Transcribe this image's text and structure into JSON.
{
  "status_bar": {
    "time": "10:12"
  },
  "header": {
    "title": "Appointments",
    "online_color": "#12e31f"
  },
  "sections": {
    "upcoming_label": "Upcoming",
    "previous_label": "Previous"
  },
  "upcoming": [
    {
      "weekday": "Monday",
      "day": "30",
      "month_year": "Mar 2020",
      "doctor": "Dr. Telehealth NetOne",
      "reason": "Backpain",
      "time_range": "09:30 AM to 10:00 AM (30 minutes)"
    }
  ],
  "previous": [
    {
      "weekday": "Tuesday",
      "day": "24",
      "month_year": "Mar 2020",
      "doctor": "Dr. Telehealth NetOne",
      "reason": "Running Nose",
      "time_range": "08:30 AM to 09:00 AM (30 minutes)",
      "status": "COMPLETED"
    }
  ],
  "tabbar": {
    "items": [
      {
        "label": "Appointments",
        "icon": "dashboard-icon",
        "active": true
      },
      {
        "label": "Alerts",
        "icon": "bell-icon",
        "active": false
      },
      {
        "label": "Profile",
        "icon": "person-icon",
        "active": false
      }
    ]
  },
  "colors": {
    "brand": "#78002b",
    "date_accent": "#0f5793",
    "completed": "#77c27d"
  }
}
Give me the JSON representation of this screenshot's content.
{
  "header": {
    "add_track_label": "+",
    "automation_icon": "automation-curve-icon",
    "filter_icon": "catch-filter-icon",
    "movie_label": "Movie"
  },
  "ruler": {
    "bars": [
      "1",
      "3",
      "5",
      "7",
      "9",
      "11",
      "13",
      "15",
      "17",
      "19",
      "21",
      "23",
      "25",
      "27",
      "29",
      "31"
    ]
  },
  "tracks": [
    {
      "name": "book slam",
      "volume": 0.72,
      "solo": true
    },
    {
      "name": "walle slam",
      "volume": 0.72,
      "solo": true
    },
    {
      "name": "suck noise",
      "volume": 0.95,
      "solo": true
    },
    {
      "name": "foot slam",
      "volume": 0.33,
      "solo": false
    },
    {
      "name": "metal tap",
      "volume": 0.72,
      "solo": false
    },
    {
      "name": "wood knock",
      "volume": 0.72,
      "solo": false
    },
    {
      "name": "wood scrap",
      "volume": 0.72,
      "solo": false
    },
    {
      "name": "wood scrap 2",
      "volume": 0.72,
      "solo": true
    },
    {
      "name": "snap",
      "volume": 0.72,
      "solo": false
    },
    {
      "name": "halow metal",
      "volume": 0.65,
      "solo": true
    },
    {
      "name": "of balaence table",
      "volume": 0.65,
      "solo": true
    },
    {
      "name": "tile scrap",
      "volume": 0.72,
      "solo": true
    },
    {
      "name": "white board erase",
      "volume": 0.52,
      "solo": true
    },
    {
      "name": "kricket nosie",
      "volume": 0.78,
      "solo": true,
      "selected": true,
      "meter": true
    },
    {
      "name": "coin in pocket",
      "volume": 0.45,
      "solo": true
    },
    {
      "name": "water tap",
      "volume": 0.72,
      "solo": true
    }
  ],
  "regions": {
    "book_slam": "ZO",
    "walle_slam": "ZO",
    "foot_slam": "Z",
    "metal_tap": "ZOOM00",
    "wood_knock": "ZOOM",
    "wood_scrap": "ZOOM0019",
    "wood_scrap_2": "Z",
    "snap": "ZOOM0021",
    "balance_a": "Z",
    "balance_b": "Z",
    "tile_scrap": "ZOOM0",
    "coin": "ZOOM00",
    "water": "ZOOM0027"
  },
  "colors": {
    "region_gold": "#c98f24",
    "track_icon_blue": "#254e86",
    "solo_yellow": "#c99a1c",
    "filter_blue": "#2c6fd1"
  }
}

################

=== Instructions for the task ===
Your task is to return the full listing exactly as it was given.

=== Solved exercise ===
Transcribe this image's text and structure into JSON.
{
  "status_bar": {
    "time": "10:12"
  },
  "header": {
    "title": "Appointments",
    "online_color": "#12e31f"
  },
  "sections": {
    "upcoming_label": "Upcoming",
    "previous_label": "Previous"
  },
  "upcoming": [
    {
      "weekday": "Monday",
      "day": "30",
      "month_year": "Mar 2020",
      "doctor": "Dr. Telehealth NetOne",
      "reason": "Backpain",
      "time_range": "09:30 AM to 10:00 AM (30 minutes)"
    }
  ],
  "previous": [
    {
      "weekday": "Tuesday",
      "day": "24",
      "month_year": "Mar 2020",
      "doctor": "Dr. Telehealth NetOne",
      "reason": "Running Nose",
      "time_range": "08:30 AM to 09:00 AM (30 minutes)",
      "status": "COMPLETED"
    }
  ],
  "tabbar": {
    "items": [
      {
        "label": "Appointments",
        "icon": "dashboard-icon",
        "active": true
      },
      {
        "label": "Alerts",
        "icon": "bell-icon",
        "active": false
      },
      {
        "label": "Profile",
        "icon": "person-icon",
        "active": false
      }
    ]
  },
  "colors": {
    "brand": "#78002b",
    "date_accent": "#0f5793",
    "completed": "#77c27d"
  }
}
Give me the JSON representation of this screenshot's content.
{
  "header": {
    "add_track_label": "+",
    "automation_icon": "automation-curve-icon",
    "filter_icon": "catch-filter-icon",
    "movie_label": "Movie"
  },
  "ruler": {
    "bars": [
      "1",
      "3",
      "5",
      "7",
      "9",
      "11",
      "13",
      "15",
      "17",
      "19",
      "21",
      "23",
      "25",
      "27",
      "29",
      "31"
    ]
  },
  "tracks": [
    {
      "name": "book slam",
      "volume": 0.72,
      "solo": true
    },
    {
      "name": "walle slam",
      "volume": 0.72,
      "solo": true
    },
    {
      "name": "suck noise",
      "volume": 0.95,
      "solo": true
    },
    {
      "name": "foot slam",
      "volume": 0.33,
      "solo": false
    },
    {
      "name": "metal tap",
      "volume": 0.72,
      "solo": false
    },
    {
      "name": "wood knock",
      "volume": 0.72,
      "solo": false
    },
    {
      "name": "wood scrap",
      "volume": 0.72,
      "solo": false
    },
    {
      "name": "wood scrap 2",
      "volume": 0.72,
      "solo": true
    },
    {
      "name": "snap",
      "volume": 0.72,
      "solo": false
    },
    {
      "name": "halow metal",
      "volume": 0.65,
      "solo": true
    },
    {
      "name": "of balaence table",
      "volume": 0.65,
      "solo": true
    },
    {
      "name": "tile scrap",
      "volume": 0.72,
      "solo": true
    },
    {
      "name": "white board erase",
      "volume": 0.52,
      "solo": true
    },
    {
      "name": "kricket nosie",
      "volume": 0.78,
      "solo": true,
      "selected": true,
      "meter": true
    },
    {
      "name": "coin in pocket",
      "volume": 0.45,
      "solo": true
    },
    {
      "name": "water tap",
      "volume": 0.72,
      "solo": true
    }
  ],
  "regions": {
    "book_slam": "ZO",
    "walle_slam": "ZO",
    "foot_slam": "Z",
    "metal_tap": "ZOOM00",
    "wood_knock": "ZOOM",
    "wood_scrap": "ZOOM0019",
    "wood_scrap_2": "Z",
    "snap": "ZOOM0021",
    "balance_a": "Z",
    "balance_b": "Z",
    "tile_scrap": "ZOOM0",
    "coin": "ZOOM00",
    "water": "ZOOM0027"
  },
  "colors": {
    "region_gold": "#c98f24",
    "track_icon_blue": "#254e86",
    "solo_yellow": "#c99a1c",
    "filter_blue": "#2c6fd1"
  }
}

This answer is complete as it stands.